δ13C values were determined from cypress tree rings from two different study areas in South Florida. One site is located in the Southeastern Everglades Marsh, where pond cypress (Taxodium ascendens) was sampled from tree islands (annual tree rings from 1970 to 2000). Bald cypress (Taxodium distichum) trees were sampled at the other site, located along the Loxahatchee River in a coastal wetland (decadal tree rings from 1830 to 1990). The isotopic time series from both sites display different, location-specific information. The pond cypress isotopic time series has a positive correlation with the total amount of annual precipitation, while the bald cypress data from the Loxahatchee River study area had two different records dependent on the level of saltwater stress. In general, for terrestrial trees growing in a temperate environment, water stress causes an increase in water-use efficiency (WUE) resulting in a relative 13C enrichment. Yet, trees growing in wetland settings in some cases do not respond in the same manner. We propose a conceptual model based on changes in carbon assimilation and isotopic fractionation as controlled by differences in stomatal resistance (water stress) and mesophyll resistance (biochemical and nutrient related) to explain the isotopic records from both sites.
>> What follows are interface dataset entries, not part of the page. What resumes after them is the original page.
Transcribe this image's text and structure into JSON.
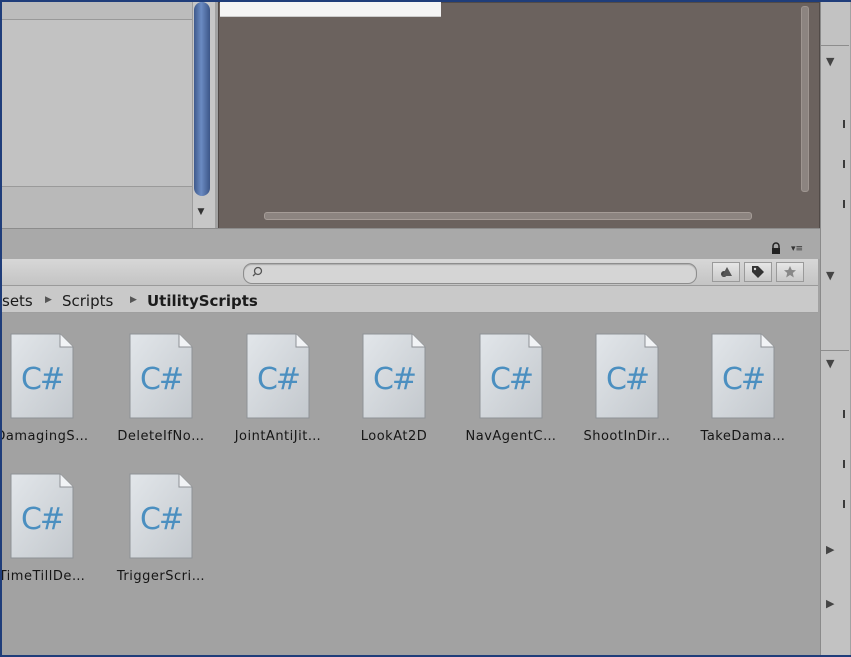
{
  "breadcrumb": {
    "items": [
      "sets",
      "Scripts",
      "UtilityScripts"
    ]
  },
  "search": {
    "placeholder": ""
  },
  "toolbar": {
    "buttons": [
      "filter-by-type",
      "filter-by-label",
      "favorites"
    ]
  },
  "assets": [
    {
      "name": "DamagingS…",
      "icon": "csharp-script-icon"
    },
    {
      "name": "DeleteIfNo…",
      "icon": "csharp-script-icon"
    },
    {
      "name": "JointAntiJit…",
      "icon": "csharp-script-icon"
    },
    {
      "name": "LookAt2D",
      "icon": "csharp-script-icon"
    },
    {
      "name": "NavAgentC…",
      "icon": "csharp-script-icon"
    },
    {
      "name": "ShootInDir…",
      "icon": "csharp-script-icon"
    },
    {
      "name": "TakeDama…",
      "icon": "csharp-script-icon"
    },
    {
      "name": "TimeTillDe…",
      "icon": "csharp-script-icon"
    },
    {
      "name": "TriggerScri…",
      "icon": "csharp-script-icon"
    }
  ],
  "icon_glyph": "C#",
  "colors": {
    "scene_bg": "#6b625e",
    "panel_bg": "#a2a2a2",
    "scrollbar_blue": "#4d6aa0",
    "csharp_blue": "#4b8fc0"
  }
}
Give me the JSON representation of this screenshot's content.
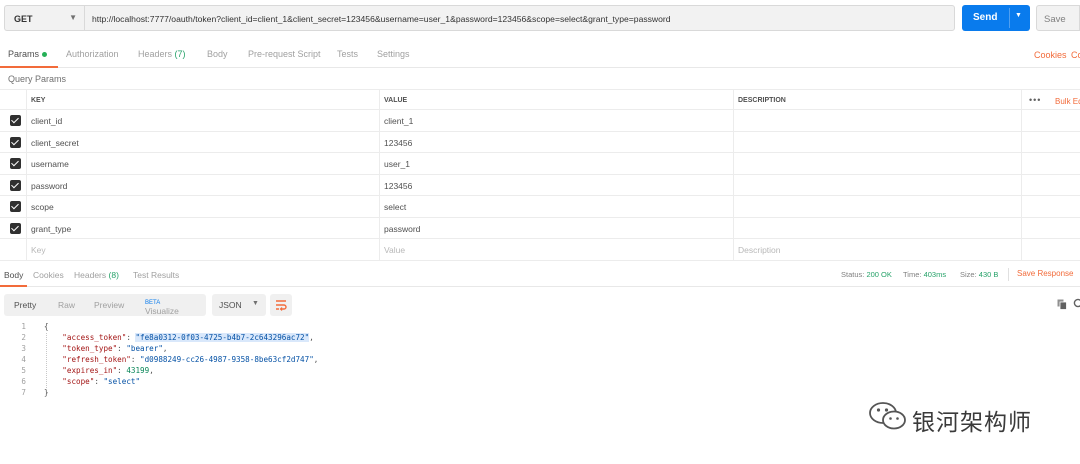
{
  "request": {
    "method": "GET",
    "url": "http://localhost:7777/oauth/token?client_id=client_1&client_secret=123456&username=user_1&password=123456&scope=select&grant_type=password",
    "send_label": "Send",
    "save_label": "Save"
  },
  "request_tabs": {
    "params": "Params",
    "authorization": "Authorization",
    "headers": "Headers",
    "headers_count": "(7)",
    "body": "Body",
    "prerequest": "Pre-request Script",
    "tests": "Tests",
    "settings": "Settings",
    "cookies": "Cookies",
    "code": "Co"
  },
  "query_params": {
    "title": "Query Params",
    "headers": {
      "key": "KEY",
      "value": "VALUE",
      "description": "DESCRIPTION",
      "bulk_edit": "Bulk Ed"
    },
    "rows": [
      {
        "key": "client_id",
        "value": "client_1"
      },
      {
        "key": "client_secret",
        "value": "123456"
      },
      {
        "key": "username",
        "value": "user_1"
      },
      {
        "key": "password",
        "value": "123456"
      },
      {
        "key": "scope",
        "value": "select"
      },
      {
        "key": "grant_type",
        "value": "password"
      }
    ],
    "placeholder": {
      "key": "Key",
      "value": "Value",
      "description": "Description"
    }
  },
  "response_tabs": {
    "body": "Body",
    "cookies": "Cookies",
    "headers": "Headers",
    "headers_count": "(8)",
    "test_results": "Test Results",
    "status_label": "Status:",
    "status_value": "200 OK",
    "time_label": "Time:",
    "time_value": "403ms",
    "size_label": "Size:",
    "size_value": "430 B",
    "save_response": "Save Response"
  },
  "body_toolbar": {
    "pretty": "Pretty",
    "raw": "Raw",
    "preview": "Preview",
    "visualize": "Visualize",
    "beta": "BETA",
    "format": "JSON"
  },
  "response_body": {
    "line_numbers": [
      "1",
      "2",
      "3",
      "4",
      "5",
      "6",
      "7"
    ],
    "access_token_key": "\"access_token\"",
    "access_token_value": "\"fe8a0312-0f03-4725-b4b7-2c643296ac72\"",
    "token_type_key": "\"token_type\"",
    "token_type_value": "\"bearer\"",
    "refresh_token_key": "\"refresh_token\"",
    "refresh_token_value": "\"d0988249-cc26-4987-9358-8be63cf2d747\"",
    "expires_in_key": "\"expires_in\"",
    "expires_in_value": "43199",
    "scope_key": "\"scope\"",
    "scope_value": "\"select\""
  },
  "watermark": {
    "text": "银河架构师"
  },
  "colors": {
    "accent": "#f26b3a",
    "send": "#097bed",
    "status_ok": "#26a269"
  }
}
With further work and a longer time series, our approach may be tested, and used to reconstruct change in hydroperiods further back in time, and potentially provide a baseline for wetland restoration.
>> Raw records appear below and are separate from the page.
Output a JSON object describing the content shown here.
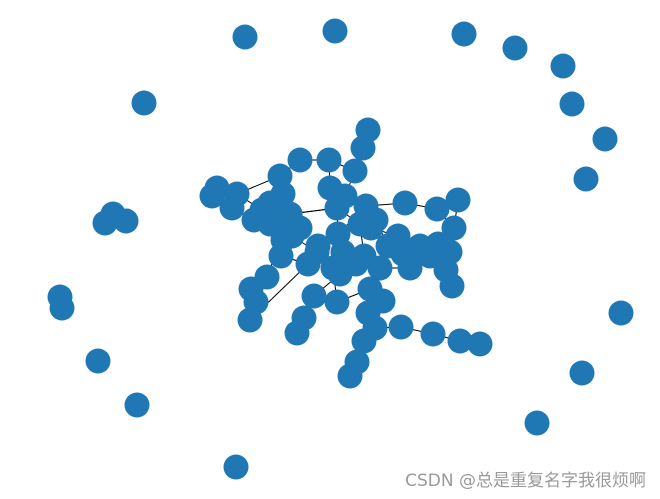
{
  "graph": {
    "node_color": "#1f77b4",
    "edge_color": "#000000",
    "node_count": 96,
    "edge_count": 104
  },
  "watermark": "CSDN @总是重复名字我很烦啊"
}
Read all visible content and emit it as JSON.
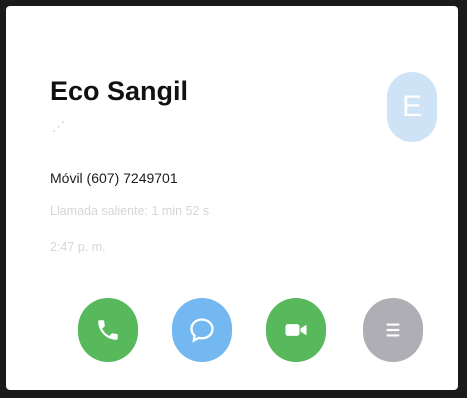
{
  "contact": {
    "name": "Eco Sangil",
    "sub_glyph": "⋰",
    "avatar_letter": "E",
    "phone": "Móvil (607) 7249701",
    "call_info": "Llamada saliente: 1 min 52 s",
    "time": "2:47 p. m."
  },
  "actions": [
    {
      "name": "call",
      "icon": "phone-icon",
      "color": "#58b85c"
    },
    {
      "name": "message",
      "icon": "message-bubble-icon",
      "color": "#73b8f0"
    },
    {
      "name": "video",
      "icon": "video-camera-icon",
      "color": "#58b85c"
    },
    {
      "name": "details",
      "icon": "list-icon",
      "color": "#aeaeb4"
    }
  ],
  "colors": {
    "avatar_bg": "#cfe3f7",
    "muted_text": "#d6d6d6"
  }
}
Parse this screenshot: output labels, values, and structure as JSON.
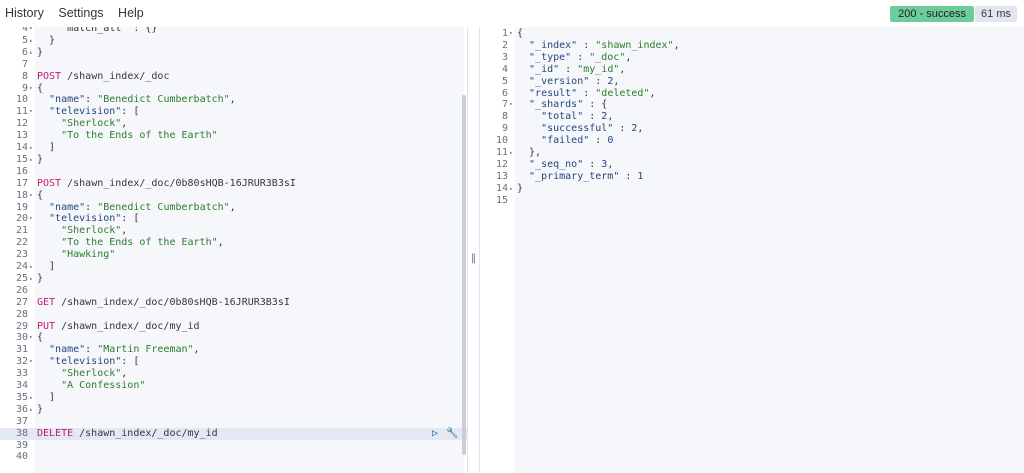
{
  "menu": {
    "history": "History",
    "settings": "Settings",
    "help": "Help"
  },
  "status": {
    "label": "200 - success",
    "time": "61 ms"
  },
  "left_lines": [
    {
      "n": "4",
      "f": "▾",
      "c": "    \"match_all\" : {}"
    },
    {
      "n": "5",
      "f": "▴",
      "c": "  }"
    },
    {
      "n": "6",
      "f": "▴",
      "c": "}"
    },
    {
      "n": "7",
      "f": "",
      "c": ""
    },
    {
      "n": "8",
      "f": "",
      "m": "POST",
      "u": " /shawn_index/_doc"
    },
    {
      "n": "9",
      "f": "▾",
      "c": "{"
    },
    {
      "n": "10",
      "f": "",
      "k": "  \"name\"",
      "p": ": ",
      "s": "\"Benedict Cumberbatch\"",
      "e": ","
    },
    {
      "n": "11",
      "f": "▾",
      "k": "  \"television\"",
      "p": ": ["
    },
    {
      "n": "12",
      "f": "",
      "s": "    \"Sherlock\"",
      "e": ","
    },
    {
      "n": "13",
      "f": "",
      "s": "    \"To the Ends of the Earth\""
    },
    {
      "n": "14",
      "f": "▴",
      "c": "  ]"
    },
    {
      "n": "15",
      "f": "▴",
      "c": "}"
    },
    {
      "n": "16",
      "f": "",
      "c": ""
    },
    {
      "n": "17",
      "f": "",
      "m": "POST",
      "u": " /shawn_index/_doc/0b80sHQB-16JRUR3B3sI"
    },
    {
      "n": "18",
      "f": "▾",
      "c": "{"
    },
    {
      "n": "19",
      "f": "",
      "k": "  \"name\"",
      "p": ": ",
      "s": "\"Benedict Cumberbatch\"",
      "e": ","
    },
    {
      "n": "20",
      "f": "▾",
      "k": "  \"television\"",
      "p": ": ["
    },
    {
      "n": "21",
      "f": "",
      "s": "    \"Sherlock\"",
      "e": ","
    },
    {
      "n": "22",
      "f": "",
      "s": "    \"To the Ends of the Earth\"",
      "e": ","
    },
    {
      "n": "23",
      "f": "",
      "s": "    \"Hawking\""
    },
    {
      "n": "24",
      "f": "▴",
      "c": "  ]"
    },
    {
      "n": "25",
      "f": "▴",
      "c": "}"
    },
    {
      "n": "26",
      "f": "",
      "c": ""
    },
    {
      "n": "27",
      "f": "",
      "m": "GET",
      "u": " /shawn_index/_doc/0b80sHQB-16JRUR3B3sI"
    },
    {
      "n": "28",
      "f": "",
      "c": ""
    },
    {
      "n": "29",
      "f": "",
      "m": "PUT",
      "u": " /shawn_index/_doc/my_id"
    },
    {
      "n": "30",
      "f": "▾",
      "c": "{"
    },
    {
      "n": "31",
      "f": "",
      "k": "  \"name\"",
      "p": ": ",
      "s": "\"Martin Freeman\"",
      "e": ","
    },
    {
      "n": "32",
      "f": "▾",
      "k": "  \"television\"",
      "p": ": ["
    },
    {
      "n": "33",
      "f": "",
      "s": "    \"Sherlock\"",
      "e": ","
    },
    {
      "n": "34",
      "f": "",
      "s": "    \"A Confession\""
    },
    {
      "n": "35",
      "f": "▴",
      "c": "  ]"
    },
    {
      "n": "36",
      "f": "▴",
      "c": "}"
    },
    {
      "n": "37",
      "f": "",
      "c": ""
    },
    {
      "n": "38",
      "f": "",
      "m": "DELETE",
      "u": " /shawn_index/_doc/my_id",
      "active": true
    },
    {
      "n": "39",
      "f": "",
      "c": ""
    },
    {
      "n": "40",
      "f": "",
      "c": ""
    }
  ],
  "right_lines": [
    {
      "n": "1",
      "f": "▾",
      "c": "{"
    },
    {
      "n": "2",
      "f": "",
      "k": "  \"_index\"",
      "p": " : ",
      "s": "\"shawn_index\"",
      "e": ","
    },
    {
      "n": "3",
      "f": "",
      "k": "  \"_type\"",
      "p": " : ",
      "s": "\"_doc\"",
      "e": ","
    },
    {
      "n": "4",
      "f": "",
      "k": "  \"_id\"",
      "p": " : ",
      "s": "\"my_id\"",
      "e": ","
    },
    {
      "n": "5",
      "f": "",
      "k": "  \"_version\"",
      "p": " : ",
      "v": "2",
      "e": ","
    },
    {
      "n": "6",
      "f": "",
      "k": "  \"result\"",
      "p": " : ",
      "s": "\"deleted\"",
      "e": ","
    },
    {
      "n": "7",
      "f": "▾",
      "k": "  \"_shards\"",
      "p": " : {"
    },
    {
      "n": "8",
      "f": "",
      "k": "    \"total\"",
      "p": " : ",
      "v": "2",
      "e": ","
    },
    {
      "n": "9",
      "f": "",
      "k": "    \"successful\"",
      "p": " : ",
      "v": "2",
      "e": ","
    },
    {
      "n": "10",
      "f": "",
      "k": "    \"failed\"",
      "p": " : ",
      "v": "0"
    },
    {
      "n": "11",
      "f": "▴",
      "c": "  },"
    },
    {
      "n": "12",
      "f": "",
      "k": "  \"_seq_no\"",
      "p": " : ",
      "v": "3",
      "e": ","
    },
    {
      "n": "13",
      "f": "",
      "k": "  \"_primary_term\"",
      "p": " : ",
      "v": "1"
    },
    {
      "n": "14",
      "f": "▴",
      "c": "}"
    },
    {
      "n": "15",
      "f": "",
      "c": ""
    }
  ]
}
- Saltwater stress
- Stable isotope biogeochemistry
ASJC Scopus subject areas
- Plant Science